A hotel and an ocean liner are comparable for present purposes. Each must have someone in charge at all times. His meals and loading are a part of the ordinary and necessary expense of operating. They are still ordinary and necessary expenses of operating even though this officer is the owner or one of a group of owners. He is there, not for his own personal convenience and benefit so that his expenses are primarily living expenses, but to operate the vessel or the hotel. It is in accordance with sections 22 and 23 of the Internal Revenue Code that the expenses of operation be computed without eliminating small portions of depreciation, cost of food, wages, and general expenses to represent the cost of his meals and lodging and that he be not taxed with the value of his meals and lodging. There may be other similar examples where the business features of a dual item outweighs its personal living expense aspects.

This result does no violence to Regulations 111, section 29.22(a)-3. For example, that regulation is intended to apply to compensation received by one person for personal services to another, while here the petitioner renders the services to himself.

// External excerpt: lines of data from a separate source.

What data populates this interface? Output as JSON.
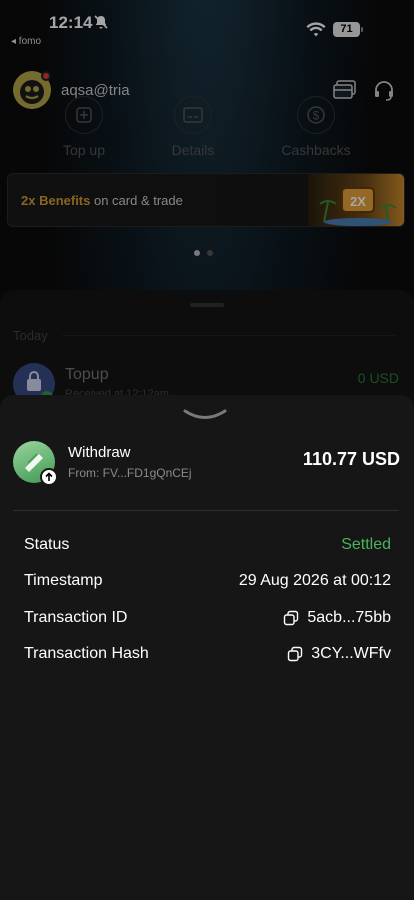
{
  "status_bar": {
    "time": "12:14",
    "back_app": "◂ fomo",
    "battery": "71"
  },
  "profile": {
    "username": "aqsa@tria"
  },
  "actions": [
    {
      "label": "Top up",
      "icon": "plus-icon"
    },
    {
      "label": "Details",
      "icon": "card-details-icon"
    },
    {
      "label": "Cashbacks",
      "icon": "dollar-icon"
    }
  ],
  "benefits": {
    "highlight": "2x Benefits",
    "text": " on card & trade",
    "badge": "2X"
  },
  "history": {
    "section": "Today",
    "item": {
      "title": "Topup",
      "subtitle": "Received at 12:12am",
      "amount": "0 USD"
    }
  },
  "detail": {
    "title": "Withdraw",
    "from": "From: FV...FD1gQnCEj",
    "amount": "110.77 USD",
    "rows": [
      {
        "label": "Status",
        "value": "Settled",
        "color": "#49b35d"
      },
      {
        "label": "Timestamp",
        "value": "29 Aug 2026 at 00:12"
      },
      {
        "label": "Transaction ID",
        "value": "5acb...75bb",
        "copy": true
      },
      {
        "label": "Transaction Hash",
        "value": "3CY...WFfv",
        "copy": true
      }
    ]
  }
}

Furthermore, it would do the Commissioner no good to reason that although the petitioner furnished himself meals and lodging to the extend of 32 per cent of the total, nevertheless, he received the other 68 per cent as compensation for personal services rendered to the other partners and that 68 per cent of the value of his meals and lodging is taxable income under the regulation. If that reasoning were sound, it would follow necessarily that the petitioner was ‘employed‘ by his associates and the 68 per cent would not be taxable because furnished ‘for the convenience of the employer‘ within the meaning of the same regulation. The Commissioner concedes that he boarded and lodged in the hotel for the convenience of the partnership. The regulation refers throughout to employees, persons who received compensation for services, and if the petitioner were an employee under the taxing part of the regulation, he would also have to be an employee under the exempting sentence of the same regulation. The Commissioner erred in holding that the petitioner received taxable income from the meals and lodging. Helvering v. Independent Life Ins. Co., supra.

Reviewed by the Court.

Decision will be entered under Rule 50.